          Al-Huwaider compares her experience to the birds in the Gulf of Mexico who are so covered with oil that they have difficulty flying. These birds can hardly move: they have no control over their lives, and they cannot fly freely to go to a place where they can feel safe. So too with Saudi women who are not free to exercise control over their lives and are treated like children requiring guardians even though they are mature adults. 


Excommunicate or Walk Away?

          Illinois Appellate Court Judge Sheila O'Brien wrote this interesting essay, Excommunicate me, please, in the Chicago Tribune. O'Brien explains that she was raised Catholic, the product of grandparents who left Ireland with nothing but their vibrant faith and 22 years of Catholic education.
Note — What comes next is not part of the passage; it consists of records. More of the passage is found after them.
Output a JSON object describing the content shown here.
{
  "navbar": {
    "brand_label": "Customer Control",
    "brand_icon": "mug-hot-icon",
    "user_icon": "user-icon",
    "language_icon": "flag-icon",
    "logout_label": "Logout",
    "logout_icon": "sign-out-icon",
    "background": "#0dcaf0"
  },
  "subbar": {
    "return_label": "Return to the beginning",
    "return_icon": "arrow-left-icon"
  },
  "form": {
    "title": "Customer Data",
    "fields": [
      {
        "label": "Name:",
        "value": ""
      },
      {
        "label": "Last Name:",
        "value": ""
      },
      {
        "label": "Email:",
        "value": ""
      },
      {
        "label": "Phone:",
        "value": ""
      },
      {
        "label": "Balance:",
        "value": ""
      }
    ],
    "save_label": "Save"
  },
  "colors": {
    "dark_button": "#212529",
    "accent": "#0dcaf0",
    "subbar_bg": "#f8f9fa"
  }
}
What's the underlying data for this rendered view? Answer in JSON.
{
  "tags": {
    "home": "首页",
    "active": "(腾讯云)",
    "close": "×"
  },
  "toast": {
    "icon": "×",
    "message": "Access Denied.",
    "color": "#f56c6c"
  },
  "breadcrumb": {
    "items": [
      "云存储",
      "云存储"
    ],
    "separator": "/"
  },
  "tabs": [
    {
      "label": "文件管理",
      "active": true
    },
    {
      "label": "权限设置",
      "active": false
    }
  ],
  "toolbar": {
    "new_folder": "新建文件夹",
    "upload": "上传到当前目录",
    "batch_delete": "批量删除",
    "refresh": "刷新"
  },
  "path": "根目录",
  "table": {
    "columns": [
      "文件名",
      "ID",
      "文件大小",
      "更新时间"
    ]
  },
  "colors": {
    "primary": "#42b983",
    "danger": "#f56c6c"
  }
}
She loves the church she was brought up in, but is tired of its support for pedophiles and its opposition to women's rights. She can write one time bequest on her church contributions to make sure the money stays in the local parish instead of supporting the hierarchy, but wonders if that action is enough to bring about reform in the church. She explains her dilemma: 

          Catholic Professor Cathleen Kaveny observes that essays like O'Brien's demonstrate that the church has reached a tipping point that the Catholic hierarchy should take seriously (by, e.g., having Chicago's bishop invite the judge to lunch). But it is more interesting to observe what the tipping point is for each individual woman. For author Anne Rice, who left the church last week, it was gay marriage. For O'Brien, it could be pedophilia along with the fact that the church recently grouped ordaining women with pedophilia in identifying crimes against church law.
             What would happen if all the Catholic women who felt this way walked away? Would it be smart for the church to excommunicate them before they did? 

Monday, August 9, 2010

Three Cheers for Anne Rice

          Anne Rice gave a great interview on NPR last week. Quoting Rice, NPR called it "Today I Quit Being a Christian," but they both should have said "Today I Quit Being a Catholic." Rice, who was raised Catholic, left the church when she was 16 and then re-joined the church in 1998. Rice made some general comments about the quarrelsome nature of Christianity, but it was the Catholic Church's role in public policy that provided the final straw that convinced her to leave organized religion while retaining her faith in God.  Specifically, she complained, 


          Rice's interview occurred just two days before Judge Vaughn Walker invalidated California's ban on gay marriage as a violation of the Fourteenth Amendment's Due Process and Equal Protection Clauses. The opinion is cause for celebration because it extends constitutional rights to gay Americans that other Americans have long enjoyed, which is what the Fourteenth Amendment is supposed to do. The California Catholic Conference promptly announced its opposition to the decision and pledged to continue the fight against gay marriage.